    ABSTRACT: The successful comprehension of a utility conditional (i.e., an "if p, then q" statement where p and/or q is valued by one or more agents) requires the construction of a mental representation of the situation described by that conditional and integration of this representation with prior context. In an eye-tracking experiment, we examined the time course of integrating conditional utility information into the broader discourse model. Specifically, the experiment determined whether readers were sensitive, during rapid heuristic processing, to the congruency between the utility of the consequent clause of a conditional (positive or negative) and a reader's subjective expectations based on prior context. On a number of eye-tracking measures we found that readers were sensitive to conditional utility-conditionals for which the consequent utility mismatched the utility that would be anticipated on the basis of prior context resulted in processing disruption. Crucially, this sensitivity emerged on measures that are accepted to indicate early processing within the language comprehension system and suggests that the evaluation of a conditional's utility informs the early stages of conditional processing.
    Full-text · Article · May 2014 · The Quarterly Journal of Experimental Psychology
  • [Show abstract] [Hide abstract]

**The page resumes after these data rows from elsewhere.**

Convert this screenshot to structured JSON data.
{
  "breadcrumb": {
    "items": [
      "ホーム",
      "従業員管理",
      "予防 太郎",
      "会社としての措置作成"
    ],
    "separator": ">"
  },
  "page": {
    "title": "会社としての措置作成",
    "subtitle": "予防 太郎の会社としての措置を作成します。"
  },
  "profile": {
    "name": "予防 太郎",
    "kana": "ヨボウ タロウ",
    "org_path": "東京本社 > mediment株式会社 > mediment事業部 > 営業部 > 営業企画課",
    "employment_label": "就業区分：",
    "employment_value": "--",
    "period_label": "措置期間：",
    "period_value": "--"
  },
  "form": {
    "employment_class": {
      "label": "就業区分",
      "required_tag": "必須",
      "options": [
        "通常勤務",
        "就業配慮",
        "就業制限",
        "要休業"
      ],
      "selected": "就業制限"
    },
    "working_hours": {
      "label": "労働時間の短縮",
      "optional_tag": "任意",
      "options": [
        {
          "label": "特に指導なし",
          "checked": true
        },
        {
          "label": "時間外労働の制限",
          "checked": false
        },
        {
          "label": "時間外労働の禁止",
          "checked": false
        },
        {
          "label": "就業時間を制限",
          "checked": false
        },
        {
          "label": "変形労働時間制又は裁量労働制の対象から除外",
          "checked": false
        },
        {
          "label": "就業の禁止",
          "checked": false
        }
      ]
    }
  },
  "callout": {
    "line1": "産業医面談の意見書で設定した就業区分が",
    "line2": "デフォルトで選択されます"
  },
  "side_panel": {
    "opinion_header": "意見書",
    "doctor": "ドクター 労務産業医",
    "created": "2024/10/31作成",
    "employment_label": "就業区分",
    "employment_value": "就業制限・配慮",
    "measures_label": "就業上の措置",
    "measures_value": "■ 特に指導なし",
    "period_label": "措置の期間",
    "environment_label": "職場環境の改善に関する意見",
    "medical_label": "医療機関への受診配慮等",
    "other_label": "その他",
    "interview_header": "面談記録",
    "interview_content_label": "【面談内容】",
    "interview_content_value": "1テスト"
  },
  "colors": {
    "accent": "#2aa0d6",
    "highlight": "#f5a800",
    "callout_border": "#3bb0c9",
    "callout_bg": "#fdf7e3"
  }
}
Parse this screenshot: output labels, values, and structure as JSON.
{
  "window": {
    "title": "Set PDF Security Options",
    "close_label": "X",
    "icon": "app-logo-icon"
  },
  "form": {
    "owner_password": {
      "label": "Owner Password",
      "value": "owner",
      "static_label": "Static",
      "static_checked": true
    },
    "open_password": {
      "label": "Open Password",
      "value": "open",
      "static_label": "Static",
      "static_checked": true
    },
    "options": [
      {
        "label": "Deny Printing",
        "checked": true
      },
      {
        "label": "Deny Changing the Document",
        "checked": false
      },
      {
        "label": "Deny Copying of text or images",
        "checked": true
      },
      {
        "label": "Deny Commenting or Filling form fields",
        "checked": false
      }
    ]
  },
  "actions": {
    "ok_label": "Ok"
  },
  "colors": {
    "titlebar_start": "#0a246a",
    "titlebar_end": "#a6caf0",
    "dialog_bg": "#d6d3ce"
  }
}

    ABSTRACT: Retrieval orientation refers to a process where participants strategically alter how a memory cue is processed in response to different task demands. In the present study we explored whether retrieval orientation is influenced by knowing when an old stimulus was first encoded. Participants completed separate remember/know test blocks for old items from a recent delay (40 min) and old items from a remote delay (48 h). Manipulations at encoding ensured that performance levels were matched between these two blocks, thus avoiding confounds with differences in retrieval effort. Importantly, a third test block comprised old items from both delays randomly intermixed. As the nature of the old items varies unpredictably in the mixed block, it should not be possibly to adopt a specific retrieval orientation and the mixed block therefore acts as a control condition. Participants saw the words “mixed,” “recent” or “remote” prior to each test block. Comparing ERPs from the recent and remote blocks permitted an investigation of whether participants alter their retrieval orientation in response to the specific length of the retention interval. Comparing ERPs from the pure (recent and remote) test blocks to ERPs from the mixed block permitted an investigation of whether delay information per se led to differences in retrieval strategy. Analysis of the ERP data found no differences between the recent and remote blocks. However, ERPs from these pure blocks were significantly less positive than ERPs from the mixed block from 200 ms towards the end of the epoch. The findings suggest that the delay information was useful in a general sense and encouraged retrieval strategies distinct from those engaged in the mixed block. We speculate that such strategies might relate to whether or not the retrieval search is specific and constrained and/or whether processes that serve to reinstate the original encoding context are engaged.
    No preview · Article · Jan 2014 · Brain and Cognition
Information provided on this web page is aggregated encyclopedic and bibliographical information relating to the named institution. Information provided is not approved by the institution itself. The institution’s logo (and/or other graphical identification, such as a coat of arms) is used only to identify the institution in a nominal way. Under certain jurisdictions it may be property of the institution.